### PROVIDED DATA
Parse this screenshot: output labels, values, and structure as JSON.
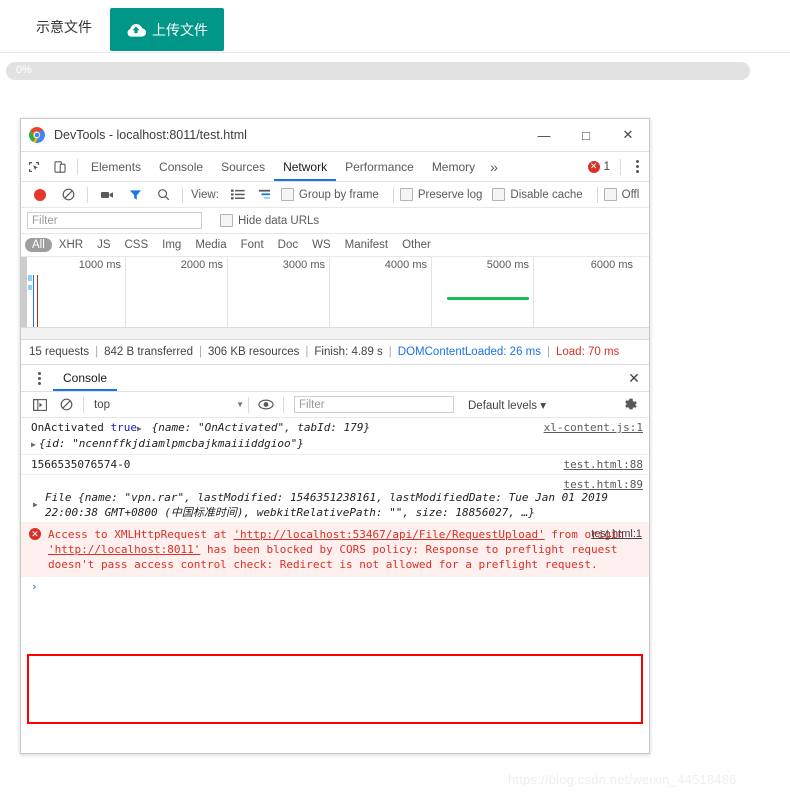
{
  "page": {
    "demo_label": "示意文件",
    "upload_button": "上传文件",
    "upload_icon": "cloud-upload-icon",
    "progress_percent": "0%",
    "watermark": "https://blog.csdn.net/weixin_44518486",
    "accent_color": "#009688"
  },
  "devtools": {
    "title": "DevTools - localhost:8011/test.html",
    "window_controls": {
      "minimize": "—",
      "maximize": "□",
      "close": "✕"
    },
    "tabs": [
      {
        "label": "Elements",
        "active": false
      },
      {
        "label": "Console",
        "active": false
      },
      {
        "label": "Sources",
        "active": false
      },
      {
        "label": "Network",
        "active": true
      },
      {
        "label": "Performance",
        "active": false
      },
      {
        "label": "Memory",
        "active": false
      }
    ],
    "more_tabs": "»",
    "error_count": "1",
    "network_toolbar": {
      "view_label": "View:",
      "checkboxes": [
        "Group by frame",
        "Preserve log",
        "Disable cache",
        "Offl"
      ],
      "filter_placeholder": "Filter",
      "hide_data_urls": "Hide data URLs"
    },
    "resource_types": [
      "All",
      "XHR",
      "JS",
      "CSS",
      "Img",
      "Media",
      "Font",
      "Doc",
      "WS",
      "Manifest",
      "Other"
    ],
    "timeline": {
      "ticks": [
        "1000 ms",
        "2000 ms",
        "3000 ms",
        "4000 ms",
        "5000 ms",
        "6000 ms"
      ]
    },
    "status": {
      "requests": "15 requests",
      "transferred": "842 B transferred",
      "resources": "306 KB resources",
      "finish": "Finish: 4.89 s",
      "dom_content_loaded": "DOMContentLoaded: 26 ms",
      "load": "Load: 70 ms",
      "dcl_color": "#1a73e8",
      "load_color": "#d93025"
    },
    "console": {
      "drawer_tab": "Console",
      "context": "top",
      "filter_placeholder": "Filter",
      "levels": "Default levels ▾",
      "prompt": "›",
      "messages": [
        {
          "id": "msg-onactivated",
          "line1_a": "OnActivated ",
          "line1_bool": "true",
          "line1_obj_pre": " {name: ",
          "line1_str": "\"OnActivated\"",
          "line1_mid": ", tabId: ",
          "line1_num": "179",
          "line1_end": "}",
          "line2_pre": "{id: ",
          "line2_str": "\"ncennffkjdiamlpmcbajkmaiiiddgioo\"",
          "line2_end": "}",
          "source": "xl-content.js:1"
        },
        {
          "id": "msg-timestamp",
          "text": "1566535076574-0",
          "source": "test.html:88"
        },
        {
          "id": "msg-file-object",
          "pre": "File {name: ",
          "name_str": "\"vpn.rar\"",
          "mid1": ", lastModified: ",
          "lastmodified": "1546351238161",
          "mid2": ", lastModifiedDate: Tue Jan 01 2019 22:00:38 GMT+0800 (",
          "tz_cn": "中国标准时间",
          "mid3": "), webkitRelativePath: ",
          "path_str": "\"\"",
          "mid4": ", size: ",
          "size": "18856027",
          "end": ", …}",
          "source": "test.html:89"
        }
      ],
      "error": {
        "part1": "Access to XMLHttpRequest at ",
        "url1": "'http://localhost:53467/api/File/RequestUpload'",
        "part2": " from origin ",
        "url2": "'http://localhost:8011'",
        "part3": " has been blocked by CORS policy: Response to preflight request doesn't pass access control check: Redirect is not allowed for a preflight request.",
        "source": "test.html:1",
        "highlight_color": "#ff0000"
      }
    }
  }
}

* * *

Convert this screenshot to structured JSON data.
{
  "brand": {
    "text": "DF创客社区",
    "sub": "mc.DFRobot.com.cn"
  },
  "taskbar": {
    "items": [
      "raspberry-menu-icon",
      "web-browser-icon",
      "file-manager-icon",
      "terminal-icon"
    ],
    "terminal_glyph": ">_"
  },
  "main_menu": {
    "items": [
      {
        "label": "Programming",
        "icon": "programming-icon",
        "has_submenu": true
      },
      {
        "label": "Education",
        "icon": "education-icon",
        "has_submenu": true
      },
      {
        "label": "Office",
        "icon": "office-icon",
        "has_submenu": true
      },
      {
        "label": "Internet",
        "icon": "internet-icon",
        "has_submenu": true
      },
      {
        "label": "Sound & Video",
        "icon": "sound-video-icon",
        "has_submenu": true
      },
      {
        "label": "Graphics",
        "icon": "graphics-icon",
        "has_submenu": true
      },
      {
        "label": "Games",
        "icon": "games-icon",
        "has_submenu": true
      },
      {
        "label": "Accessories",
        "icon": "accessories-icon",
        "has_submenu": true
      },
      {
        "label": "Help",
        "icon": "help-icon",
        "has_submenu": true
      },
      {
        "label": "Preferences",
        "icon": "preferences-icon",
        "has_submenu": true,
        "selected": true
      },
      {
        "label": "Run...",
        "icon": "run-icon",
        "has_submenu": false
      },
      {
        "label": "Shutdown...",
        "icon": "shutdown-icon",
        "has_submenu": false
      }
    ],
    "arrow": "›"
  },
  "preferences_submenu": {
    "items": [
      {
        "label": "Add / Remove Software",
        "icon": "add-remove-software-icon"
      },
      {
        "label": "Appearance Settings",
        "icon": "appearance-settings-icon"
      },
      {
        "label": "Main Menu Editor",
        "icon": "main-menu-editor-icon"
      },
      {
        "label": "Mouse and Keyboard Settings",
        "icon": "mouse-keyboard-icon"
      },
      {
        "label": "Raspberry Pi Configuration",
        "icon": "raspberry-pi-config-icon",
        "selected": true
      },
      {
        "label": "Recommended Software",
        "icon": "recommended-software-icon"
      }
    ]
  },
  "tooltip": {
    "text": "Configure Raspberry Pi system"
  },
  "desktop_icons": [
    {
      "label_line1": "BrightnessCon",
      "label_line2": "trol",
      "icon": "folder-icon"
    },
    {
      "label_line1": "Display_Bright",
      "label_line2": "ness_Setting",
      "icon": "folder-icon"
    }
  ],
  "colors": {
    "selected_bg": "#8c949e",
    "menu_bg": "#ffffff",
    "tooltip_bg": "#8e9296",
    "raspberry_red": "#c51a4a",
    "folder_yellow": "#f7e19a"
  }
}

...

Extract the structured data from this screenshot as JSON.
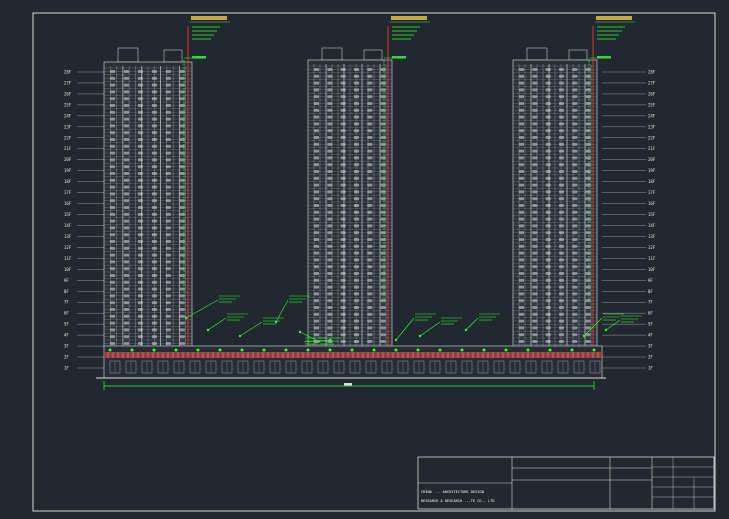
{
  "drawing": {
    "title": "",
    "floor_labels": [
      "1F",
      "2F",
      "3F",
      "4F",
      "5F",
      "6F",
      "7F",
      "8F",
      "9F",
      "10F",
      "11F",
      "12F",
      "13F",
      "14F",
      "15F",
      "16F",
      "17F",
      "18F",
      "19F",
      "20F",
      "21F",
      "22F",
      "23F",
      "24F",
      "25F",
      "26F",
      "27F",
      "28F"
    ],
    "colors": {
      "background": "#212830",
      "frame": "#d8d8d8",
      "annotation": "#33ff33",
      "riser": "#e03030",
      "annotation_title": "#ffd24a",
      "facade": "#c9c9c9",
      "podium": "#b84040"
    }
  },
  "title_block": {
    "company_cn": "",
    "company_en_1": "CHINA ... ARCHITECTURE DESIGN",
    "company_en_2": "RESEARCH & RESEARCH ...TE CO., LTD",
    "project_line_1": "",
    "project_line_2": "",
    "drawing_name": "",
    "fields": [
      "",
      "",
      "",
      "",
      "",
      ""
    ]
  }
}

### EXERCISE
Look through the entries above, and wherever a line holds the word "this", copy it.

### SOLUTION BELOW
Parse this screenshot: output labels, values, and structure as JSON.
Convert this screenshot to structured JSON data.
Extract the structured data from this screenshot as JSON.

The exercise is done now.